| SAN FRANCISCO
SAN FRANCISCO Feb 19 WhatsApp grew up in
Silicon Valley, but its founder's background in Eastern Europe
gave it its DNA.
The messaging company bought by Facebook for $19 billion in
a deal announced on Wednesday has become a global force, with
450 million customers who find it an easy way to send messages
across borders and between different brands of mobile devices.
Founder and Chief Executive Officer Jan Koum, 37, grew up
mostly in the Ukraine, and moved to Mountain View, California,
as a teenager, an immigrant path reminiscent of other Silicon
Valley successes such as Max Levchin, the Ukrainian-born
co-founder of Paypal, and Google's Russian-born co-founder,
Like technology titans Bill Gates and Mark Zuckerberg, Koum
dropped out of college, but in his case, it was San Jose State
rather than Harvard.
Koum's eastern European background was key to WhatsApp's
creation, according to Jim Goetz, the partner at Sequoia Capital
who backed the company.
Unlike companies such as Google and Facebook, which
try to learn as much as possible about each user, WhatsApp does
not collect personal information such as name, gender, or age,
Goetz wrote in a blog post, and messages are deleted from
servers once delivered.
"It's a decidedly contrarian approach shaped by Jan's
experience growing up in a communist country with a secret
police," Goetz wrote. "Jan's childhood made him appreciate
communication that was not bugged or taped."
Similarly, Brin's early childhood in Russia contributed to
its "Don't Be Evil" motto.
Koum's view was evident in a tweet he wrote last year about
Iran and Turkmenistan blocking WhatsApp.
"When government gets in the way, consumers and freedom to
communicate suffers," he wrote.
He also sees advertising as an imposition.
"When advertising is involved, you the user are the
product," Koum wrote in a 2012 blog post, disparaging the effort
other companies make to collect personal data.
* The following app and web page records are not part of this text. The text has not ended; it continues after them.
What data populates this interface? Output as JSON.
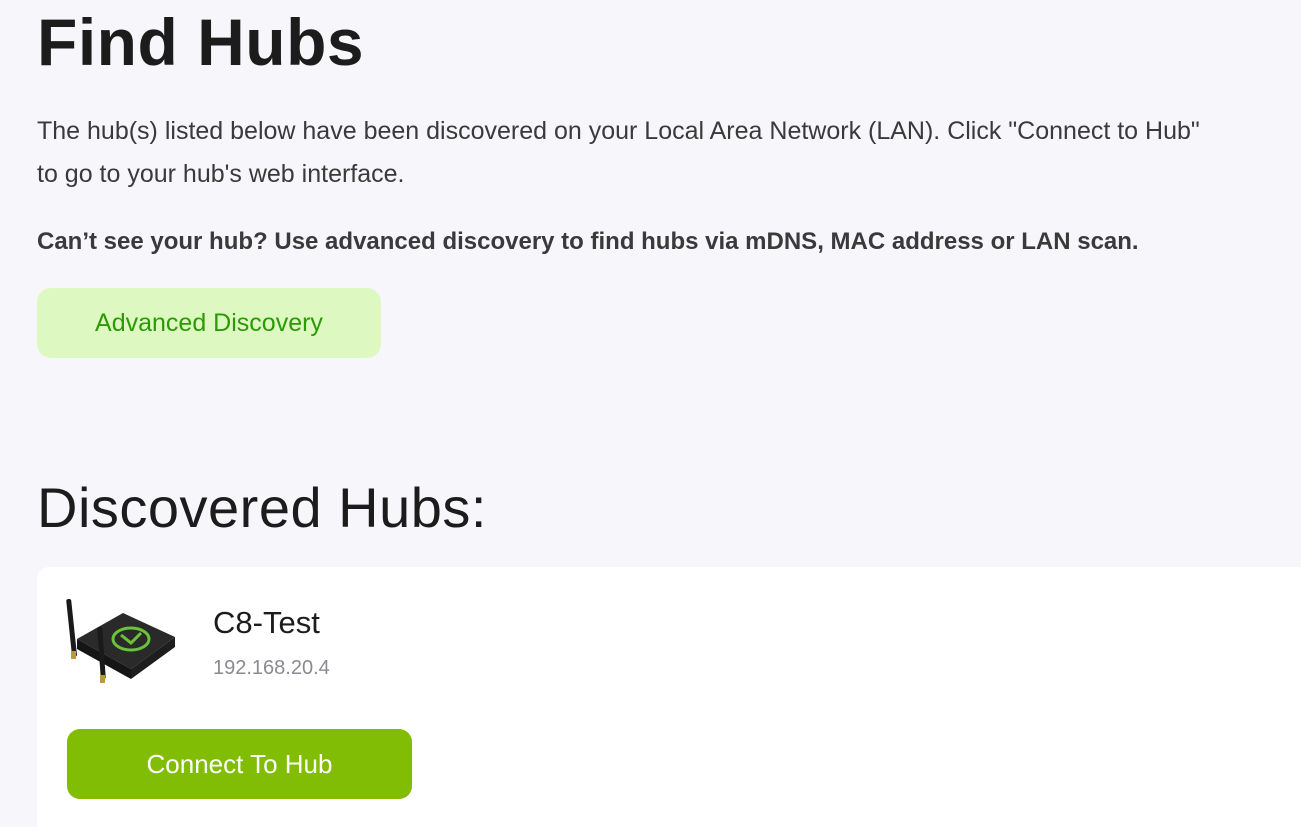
{
  "page": {
    "title": "Find Hubs",
    "intro": "The hub(s) listed below have been discovered on your Local Area Network (LAN). Click \"Connect to Hub\" to go to your hub's web interface.",
    "hint": "Can’t see your hub? Use advanced discovery to find hubs via mDNS, MAC address or LAN scan.",
    "advanced_button_label": "Advanced Discovery"
  },
  "discovered": {
    "title": "Discovered Hubs:",
    "hubs": [
      {
        "name": "C8-Test",
        "ip": "192.168.20.4",
        "connect_label": "Connect To Hub",
        "icon": "hub-device-icon"
      }
    ]
  },
  "colors": {
    "background": "#f7f7fb",
    "advanced_button_bg": "#ddf9c1",
    "advanced_button_text": "#2c9a06",
    "connect_button_bg": "#80bd04",
    "connect_button_text": "#ffffff",
    "hub_logo_green": "#6cc33a"
  }
}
That same year,
he quoted singer Kanye West in a tweet, writing, "You think you
free but you a slave to the funds, baby."
WhatsApp charges 99 cents a year, and that bargain-basement
approach extends to the WhatsApp's original office, according to
Yoav Leitersdorf of YL Ventures, who visited in 2010 in an
attempt to invest in the young company. He's still impressed by
both the founders and what he saw.
"It was like a car dealership with no cars inside and hardly
any furniture at all for that matter," Leitersdorf recalled. "I
remember parking my car and walking around the building for
about five minutes or more, looking for the office door." The
office contained a handful of desks atop a stained wall-to-wall
carpet, he said.
At the time, Koum mentioned that many of the engineers
worked remotely; today he provides recommendations for some on
his LinkedIn page.
Last month, as the crisis in his home country of Ukraine
escalated, Koum posted photos of revolutionaries and tweeted
"praying for peace and quick resolution to the crisis #ukraine
He also has given a shout-out or two to his adopted country.
"WhatsApp Messenger," he tweeted last year. "Made in USA. Land
of the free and the home of the brave."